_TASK STATEMENT_: Type out the data below in its entirety, exactly as given.

**** MATERIAL SHOWN

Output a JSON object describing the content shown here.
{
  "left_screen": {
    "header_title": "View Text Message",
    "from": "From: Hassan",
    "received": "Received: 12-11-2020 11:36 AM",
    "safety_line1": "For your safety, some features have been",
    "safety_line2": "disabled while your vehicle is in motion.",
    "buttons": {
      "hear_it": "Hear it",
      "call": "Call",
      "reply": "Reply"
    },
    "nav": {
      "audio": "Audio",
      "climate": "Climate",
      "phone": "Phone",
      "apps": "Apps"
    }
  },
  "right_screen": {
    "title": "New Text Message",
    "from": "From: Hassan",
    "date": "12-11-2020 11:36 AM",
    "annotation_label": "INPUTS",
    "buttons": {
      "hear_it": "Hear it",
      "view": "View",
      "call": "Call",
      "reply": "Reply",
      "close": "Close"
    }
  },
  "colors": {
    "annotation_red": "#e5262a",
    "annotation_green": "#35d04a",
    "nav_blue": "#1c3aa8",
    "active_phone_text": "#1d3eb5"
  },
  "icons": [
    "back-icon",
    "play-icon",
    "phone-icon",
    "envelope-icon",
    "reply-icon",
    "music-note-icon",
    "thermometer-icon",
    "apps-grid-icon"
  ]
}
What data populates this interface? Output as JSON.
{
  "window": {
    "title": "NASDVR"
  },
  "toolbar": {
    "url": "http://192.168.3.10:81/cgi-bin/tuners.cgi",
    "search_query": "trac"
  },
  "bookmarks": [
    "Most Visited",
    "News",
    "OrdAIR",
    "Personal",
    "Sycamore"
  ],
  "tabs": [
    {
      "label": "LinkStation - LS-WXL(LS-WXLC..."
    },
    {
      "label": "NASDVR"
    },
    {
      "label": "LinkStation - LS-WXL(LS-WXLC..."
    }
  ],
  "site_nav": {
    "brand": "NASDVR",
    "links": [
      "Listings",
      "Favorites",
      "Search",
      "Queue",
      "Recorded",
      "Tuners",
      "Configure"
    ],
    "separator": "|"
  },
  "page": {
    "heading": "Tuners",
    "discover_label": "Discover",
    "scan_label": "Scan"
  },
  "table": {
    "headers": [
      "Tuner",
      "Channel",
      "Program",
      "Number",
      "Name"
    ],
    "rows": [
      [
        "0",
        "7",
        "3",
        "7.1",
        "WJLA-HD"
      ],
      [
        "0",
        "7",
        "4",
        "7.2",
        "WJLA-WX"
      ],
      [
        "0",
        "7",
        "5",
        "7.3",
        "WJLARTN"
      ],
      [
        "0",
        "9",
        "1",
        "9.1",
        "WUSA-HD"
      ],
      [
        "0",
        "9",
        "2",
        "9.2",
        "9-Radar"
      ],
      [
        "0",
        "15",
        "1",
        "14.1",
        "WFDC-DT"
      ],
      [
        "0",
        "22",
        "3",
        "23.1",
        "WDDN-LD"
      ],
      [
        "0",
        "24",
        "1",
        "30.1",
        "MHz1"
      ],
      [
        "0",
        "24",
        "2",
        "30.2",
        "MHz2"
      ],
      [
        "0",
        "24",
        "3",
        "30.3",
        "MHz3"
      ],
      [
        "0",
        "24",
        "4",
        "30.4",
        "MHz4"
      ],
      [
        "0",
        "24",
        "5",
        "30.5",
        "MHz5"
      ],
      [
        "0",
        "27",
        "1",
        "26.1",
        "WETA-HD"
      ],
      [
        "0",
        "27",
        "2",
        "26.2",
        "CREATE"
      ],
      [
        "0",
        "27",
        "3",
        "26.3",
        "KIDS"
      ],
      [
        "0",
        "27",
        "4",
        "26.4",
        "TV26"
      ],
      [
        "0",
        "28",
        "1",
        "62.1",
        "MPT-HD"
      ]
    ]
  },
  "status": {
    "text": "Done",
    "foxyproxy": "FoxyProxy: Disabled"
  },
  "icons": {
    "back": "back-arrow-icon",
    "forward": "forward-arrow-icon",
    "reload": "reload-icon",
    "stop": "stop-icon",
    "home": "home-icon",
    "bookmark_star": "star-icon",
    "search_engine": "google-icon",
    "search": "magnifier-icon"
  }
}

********

_SOLUTION FOR THIS EXERCISE_:
Output a JSON object describing the content shown here.
{
  "left_screen": {
    "header_title": "View Text Message",
    "from": "From: Hassan",
    "received": "Received: 12-11-2020 11:36 AM",
    "safety_line1": "For your safety, some features have been",
    "safety_line2": "disabled while your vehicle is in motion.",
    "buttons": {
      "hear_it": "Hear it",
      "call": "Call",
      "reply": "Reply"
    },
    "nav": {
      "audio": "Audio",
      "climate": "Climate",
      "phone": "Phone",
      "apps": "Apps"
    }
  },
  "right_screen": {
    "title": "New Text Message",
    "from": "From: Hassan",
    "date": "12-11-2020 11:36 AM",
    "annotation_label": "INPUTS",
    "buttons": {
      "hear_it": "Hear it",
      "view": "View",
      "call": "Call",
      "reply": "Reply",
      "close": "Close"
    }
  },
  "colors": {
    "annotation_red": "#e5262a",
    "annotation_green": "#35d04a",
    "nav_blue": "#1c3aa8",
    "active_phone_text": "#1d3eb5"
  },
  "icons": [
    "back-icon",
    "play-icon",
    "phone-icon",
    "envelope-icon",
    "reply-icon",
    "music-note-icon",
    "thermometer-icon",
    "apps-grid-icon"
  ]
}
What data populates this interface? Output as JSON.
{
  "window": {
    "title": "NASDVR"
  },
  "toolbar": {
    "url": "http://192.168.3.10:81/cgi-bin/tuners.cgi",
    "search_query": "trac"
  },
  "bookmarks": [
    "Most Visited",
    "News",
    "OrdAIR",
    "Personal",
    "Sycamore"
  ],
  "tabs": [
    {
      "label": "LinkStation - LS-WXL(LS-WXLC..."
    },
    {
      "label": "NASDVR"
    },
    {
      "label": "LinkStation - LS-WXL(LS-WXLC..."
    }
  ],
  "site_nav": {
    "brand": "NASDVR",
    "links": [
      "Listings",
      "Favorites",
      "Search",
      "Queue",
      "Recorded",
      "Tuners",
      "Configure"
    ],
    "separator": "|"
  },
  "page": {
    "heading": "Tuners",
    "discover_label": "Discover",
    "scan_label": "Scan"
  },
  "table": {
    "headers": [
      "Tuner",
      "Channel",
      "Program",
      "Number",
      "Name"
    ],
    "rows": [
      [
        "0",
        "7",
        "3",
        "7.1",
        "WJLA-HD"
      ],
      [
        "0",
        "7",
        "4",
        "7.2",
        "WJLA-WX"
      ],
      [
        "0",
        "7",
        "5",
        "7.3",
        "WJLARTN"
      ],
      [
        "0",
        "9",
        "1",
        "9.1",
        "WUSA-HD"
      ],
      [
        "0",
        "9",
        "2",
        "9.2",
        "9-Radar"
      ],
      [
        "0",
        "15",
        "1",
        "14.1",
        "WFDC-DT"
      ],
      [
        "0",
        "22",
        "3",
        "23.1",
        "WDDN-LD"
      ],
      [
        "0",
        "24",
        "1",
        "30.1",
        "MHz1"
      ],
      [
        "0",
        "24",
        "2",
        "30.2",
        "MHz2"
      ],
      [
        "0",
        "24",
        "3",
        "30.3",
        "MHz3"
      ],
      [
        "0",
        "24",
        "4",
        "30.4",
        "MHz4"
      ],
      [
        "0",
        "24",
        "5",
        "30.5",
        "MHz5"
      ],
      [
        "0",
        "27",
        "1",
        "26.1",
        "WETA-HD"
      ],
      [
        "0",
        "27",
        "2",
        "26.2",
        "CREATE"
      ],
      [
        "0",
        "27",
        "3",
        "26.3",
        "KIDS"
      ],
      [
        "0",
        "27",
        "4",
        "26.4",
        "TV26"
      ],
      [
        "0",
        "28",
        "1",
        "62.1",
        "MPT-HD"
      ]
    ]
  },
  "status": {
    "text": "Done",
    "foxyproxy": "FoxyProxy: Disabled"
  },
  "icons": {
    "back": "back-arrow-icon",
    "forward": "forward-arrow-icon",
    "reload": "reload-icon",
    "stop": "stop-icon",
    "home": "home-icon",
    "bookmark_star": "star-icon",
    "search_engine": "google-icon",
    "search": "magnifier-icon"
  }
}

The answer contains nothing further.